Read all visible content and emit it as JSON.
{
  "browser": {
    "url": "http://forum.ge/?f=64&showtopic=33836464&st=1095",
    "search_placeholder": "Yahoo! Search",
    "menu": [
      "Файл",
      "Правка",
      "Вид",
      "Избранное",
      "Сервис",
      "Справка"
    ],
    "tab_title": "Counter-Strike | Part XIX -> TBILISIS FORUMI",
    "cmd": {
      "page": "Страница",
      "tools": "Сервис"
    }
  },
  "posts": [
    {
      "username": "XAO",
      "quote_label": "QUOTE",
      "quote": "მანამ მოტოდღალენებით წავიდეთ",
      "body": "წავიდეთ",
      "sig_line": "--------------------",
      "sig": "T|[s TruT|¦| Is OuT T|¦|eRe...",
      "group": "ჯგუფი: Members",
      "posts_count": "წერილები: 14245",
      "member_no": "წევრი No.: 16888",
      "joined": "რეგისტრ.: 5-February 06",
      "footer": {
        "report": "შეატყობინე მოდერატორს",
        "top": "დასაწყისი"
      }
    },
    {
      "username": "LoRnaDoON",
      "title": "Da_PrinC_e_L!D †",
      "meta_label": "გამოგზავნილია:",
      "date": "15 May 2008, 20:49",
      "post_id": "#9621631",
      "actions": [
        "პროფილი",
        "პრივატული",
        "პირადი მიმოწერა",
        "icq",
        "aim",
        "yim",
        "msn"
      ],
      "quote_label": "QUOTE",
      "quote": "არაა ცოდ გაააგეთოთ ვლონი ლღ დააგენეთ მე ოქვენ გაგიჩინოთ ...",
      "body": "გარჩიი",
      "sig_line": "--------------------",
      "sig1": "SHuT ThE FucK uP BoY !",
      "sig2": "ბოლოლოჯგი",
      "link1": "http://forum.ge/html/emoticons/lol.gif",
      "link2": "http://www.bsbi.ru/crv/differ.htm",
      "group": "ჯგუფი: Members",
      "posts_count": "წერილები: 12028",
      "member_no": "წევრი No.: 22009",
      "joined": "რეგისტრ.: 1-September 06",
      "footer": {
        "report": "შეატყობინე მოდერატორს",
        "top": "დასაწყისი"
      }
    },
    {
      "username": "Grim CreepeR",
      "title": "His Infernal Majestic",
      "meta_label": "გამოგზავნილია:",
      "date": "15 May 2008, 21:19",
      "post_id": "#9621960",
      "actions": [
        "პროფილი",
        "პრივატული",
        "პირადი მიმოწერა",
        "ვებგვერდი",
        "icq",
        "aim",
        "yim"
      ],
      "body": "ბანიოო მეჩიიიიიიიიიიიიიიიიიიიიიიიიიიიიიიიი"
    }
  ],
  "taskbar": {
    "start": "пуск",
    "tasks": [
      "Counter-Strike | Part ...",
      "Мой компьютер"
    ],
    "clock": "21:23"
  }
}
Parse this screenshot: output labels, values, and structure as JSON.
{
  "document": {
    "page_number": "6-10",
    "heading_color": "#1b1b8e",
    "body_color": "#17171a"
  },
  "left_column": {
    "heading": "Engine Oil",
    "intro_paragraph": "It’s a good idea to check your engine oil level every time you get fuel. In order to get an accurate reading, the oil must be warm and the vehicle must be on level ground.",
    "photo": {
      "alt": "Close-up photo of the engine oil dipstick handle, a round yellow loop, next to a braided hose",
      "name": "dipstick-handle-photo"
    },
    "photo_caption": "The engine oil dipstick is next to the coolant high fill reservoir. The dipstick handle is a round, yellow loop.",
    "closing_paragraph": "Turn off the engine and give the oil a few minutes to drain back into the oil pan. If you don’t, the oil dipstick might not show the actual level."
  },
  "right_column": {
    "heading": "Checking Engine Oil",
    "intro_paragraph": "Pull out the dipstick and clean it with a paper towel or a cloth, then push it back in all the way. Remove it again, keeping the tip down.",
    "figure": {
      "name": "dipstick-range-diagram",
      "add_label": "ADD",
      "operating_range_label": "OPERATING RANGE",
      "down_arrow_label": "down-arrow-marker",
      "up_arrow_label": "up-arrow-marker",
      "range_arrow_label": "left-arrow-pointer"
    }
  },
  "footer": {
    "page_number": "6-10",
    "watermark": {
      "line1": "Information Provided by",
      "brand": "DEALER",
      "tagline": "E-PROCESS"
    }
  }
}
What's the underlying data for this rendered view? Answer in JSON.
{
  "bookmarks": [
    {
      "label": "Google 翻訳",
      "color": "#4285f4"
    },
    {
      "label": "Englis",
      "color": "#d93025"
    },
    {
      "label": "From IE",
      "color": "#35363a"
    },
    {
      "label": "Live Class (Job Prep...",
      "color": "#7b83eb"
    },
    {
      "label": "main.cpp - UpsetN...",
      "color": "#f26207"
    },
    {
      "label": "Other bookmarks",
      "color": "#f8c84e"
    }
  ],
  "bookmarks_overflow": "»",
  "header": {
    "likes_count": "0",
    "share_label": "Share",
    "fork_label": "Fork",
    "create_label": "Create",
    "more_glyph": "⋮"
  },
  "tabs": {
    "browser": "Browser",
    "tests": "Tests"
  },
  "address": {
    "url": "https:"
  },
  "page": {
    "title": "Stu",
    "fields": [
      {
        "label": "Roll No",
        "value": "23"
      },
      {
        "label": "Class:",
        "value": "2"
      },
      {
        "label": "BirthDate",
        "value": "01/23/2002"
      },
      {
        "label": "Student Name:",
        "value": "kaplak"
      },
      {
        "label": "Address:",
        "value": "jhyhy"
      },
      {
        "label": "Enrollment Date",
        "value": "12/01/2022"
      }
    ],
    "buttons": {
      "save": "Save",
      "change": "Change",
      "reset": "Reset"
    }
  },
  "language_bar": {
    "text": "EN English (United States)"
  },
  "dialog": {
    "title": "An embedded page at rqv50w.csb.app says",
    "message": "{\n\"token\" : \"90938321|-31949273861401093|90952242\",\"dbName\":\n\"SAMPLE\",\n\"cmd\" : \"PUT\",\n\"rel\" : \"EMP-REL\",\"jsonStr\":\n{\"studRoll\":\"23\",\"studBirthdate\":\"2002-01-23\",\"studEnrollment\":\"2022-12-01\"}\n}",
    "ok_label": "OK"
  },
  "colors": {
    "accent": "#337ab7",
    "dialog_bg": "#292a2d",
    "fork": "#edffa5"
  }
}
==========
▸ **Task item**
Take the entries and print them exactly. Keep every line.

▸ **Exercise solution**
Read all visible content and emit it as JSON.
{
  "browser": {
    "url": "http://forum.ge/?f=64&showtopic=33836464&st=1095",
    "search_placeholder": "Yahoo! Search",
    "menu": [
      "Файл",
      "Правка",
      "Вид",
      "Избранное",
      "Сервис",
      "Справка"
    ],
    "tab_title": "Counter-Strike | Part XIX -> TBILISIS FORUMI",
    "cmd": {
      "page": "Страница",
      "tools": "Сервис"
    }
  },
  "posts": [
    {
      "username": "XAO",
      "quote_label": "QUOTE",
      "quote": "მანამ მოტოდღალენებით წავიდეთ",
      "body": "წავიდეთ",
      "sig_line": "--------------------",
      "sig": "T|[s TruT|¦| Is OuT T|¦|eRe...",
      "group": "ჯგუფი: Members",
      "posts_count": "წერილები: 14245",
      "member_no": "წევრი No.: 16888",
      "joined": "რეგისტრ.: 5-February 06",
      "footer": {
        "report": "შეატყობინე მოდერატორს",
        "top": "დასაწყისი"
      }
    },
    {
      "username": "LoRnaDoON",
      "title": "Da_PrinC_e_L!D †",
      "meta_label": "გამოგზავნილია:",
      "date": "15 May 2008, 20:49",
      "post_id": "#9621631",
      "actions": [
        "პროფილი",
        "პრივატული",
        "პირადი მიმოწერა",
        "icq",
        "aim",
        "yim",
        "msn"
      ],
      "quote_label": "QUOTE",
      "quote": "არაა ცოდ გაააგეთოთ ვლონი ლღ დააგენეთ მე ოქვენ გაგიჩინოთ ...",
      "body": "გარჩიი",
      "sig_line": "--------------------",
      "sig1": "SHuT ThE FucK uP BoY !",
      "sig2": "ბოლოლოჯგი",
      "link1": "http://forum.ge/html/emoticons/lol.gif",
      "link2": "http://www.bsbi.ru/crv/differ.htm",
      "group": "ჯგუფი: Members",
      "posts_count": "წერილები: 12028",
      "member_no": "წევრი No.: 22009",
      "joined": "რეგისტრ.: 1-September 06",
      "footer": {
        "report": "შეატყობინე მოდერატორს",
        "top": "დასაწყისი"
      }
    },
    {
      "username": "Grim CreepeR",
      "title": "His Infernal Majestic",
      "meta_label": "გამოგზავნილია:",
      "date": "15 May 2008, 21:19",
      "post_id": "#9621960",
      "actions": [
        "პროფილი",
        "პრივატული",
        "პირადი მიმოწერა",
        "ვებგვერდი",
        "icq",
        "aim",
        "yim"
      ],
      "body": "ბანიოო მეჩიიიიიიიიიიიიიიიიიიიიიიიიიიიიიიიი"
    }
  ],
  "taskbar": {
    "start": "пуск",
    "tasks": [
      "Counter-Strike | Part ...",
      "Мой компьютер"
    ],
    "clock": "21:23"
  }
}
Parse this screenshot: output labels, values, and structure as JSON.
{
  "document": {
    "page_number": "6-10",
    "heading_color": "#1b1b8e",
    "body_color": "#17171a"
  },
  "left_column": {
    "heading": "Engine Oil",
    "intro_paragraph": "It’s a good idea to check your engine oil level every time you get fuel. In order to get an accurate reading, the oil must be warm and the vehicle must be on level ground.",
    "photo": {
      "alt": "Close-up photo of the engine oil dipstick handle, a round yellow loop, next to a braided hose",
      "name": "dipstick-handle-photo"
    },
    "photo_caption": "The engine oil dipstick is next to the coolant high fill reservoir. The dipstick handle is a round, yellow loop.",
    "closing_paragraph": "Turn off the engine and give the oil a few minutes to drain back into the oil pan. If you don’t, the oil dipstick might not show the actual level."
  },
  "right_column": {
    "heading": "Checking Engine Oil",
    "intro_paragraph": "Pull out the dipstick and clean it with a paper towel or a cloth, then push it back in all the way. Remove it again, keeping the tip down.",
    "figure": {
      "name": "dipstick-range-diagram",
      "add_label": "ADD",
      "operating_range_label": "OPERATING RANGE",
      "down_arrow_label": "down-arrow-marker",
      "up_arrow_label": "up-arrow-marker",
      "range_arrow_label": "left-arrow-pointer"
    }
  },
  "footer": {
    "page_number": "6-10",
    "watermark": {
      "line1": "Information Provided by",
      "brand": "DEALER",
      "tagline": "E-PROCESS"
    }
  }
}
What's the underlying data for this rendered view? Answer in JSON.
{
  "bookmarks": [
    {
      "label": "Google 翻訳",
      "color": "#4285f4"
    },
    {
      "label": "Englis",
      "color": "#d93025"
    },
    {
      "label": "From IE",
      "color": "#35363a"
    },
    {
      "label": "Live Class (Job Prep...",
      "color": "#7b83eb"
    },
    {
      "label": "main.cpp - UpsetN...",
      "color": "#f26207"
    },
    {
      "label": "Other bookmarks",
      "color": "#f8c84e"
    }
  ],
  "bookmarks_overflow": "»",
  "header": {
    "likes_count": "0",
    "share_label": "Share",
    "fork_label": "Fork",
    "create_label": "Create",
    "more_glyph": "⋮"
  },
  "tabs": {
    "browser": "Browser",
    "tests": "Tests"
  },
  "address": {
    "url": "https:"
  },
  "page": {
    "title": "Stu",
    "fields": [
      {
        "label": "Roll No",
        "value": "23"
      },
      {
        "label": "Class:",
        "value": "2"
      },
      {
        "label": "BirthDate",
        "value": "01/23/2002"
      },
      {
        "label": "Student Name:",
        "value": "kaplak"
      },
      {
        "label": "Address:",
        "value": "jhyhy"
      },
      {
        "label": "Enrollment Date",
        "value": "12/01/2022"
      }
    ],
    "buttons": {
      "save": "Save",
      "change": "Change",
      "reset": "Reset"
    }
  },
  "language_bar": {
    "text": "EN English (United States)"
  },
  "dialog": {
    "title": "An embedded page at rqv50w.csb.app says",
    "message": "{\n\"token\" : \"90938321|-31949273861401093|90952242\",\"dbName\":\n\"SAMPLE\",\n\"cmd\" : \"PUT\",\n\"rel\" : \"EMP-REL\",\"jsonStr\":\n{\"studRoll\":\"23\",\"studBirthdate\":\"2002-01-23\",\"studEnrollment\":\"2022-12-01\"}\n}",
    "ok_label": "OK"
  },
  "colors": {
    "accent": "#337ab7",
    "dialog_bg": "#292a2d",
    "fork": "#edffa5"
  }
}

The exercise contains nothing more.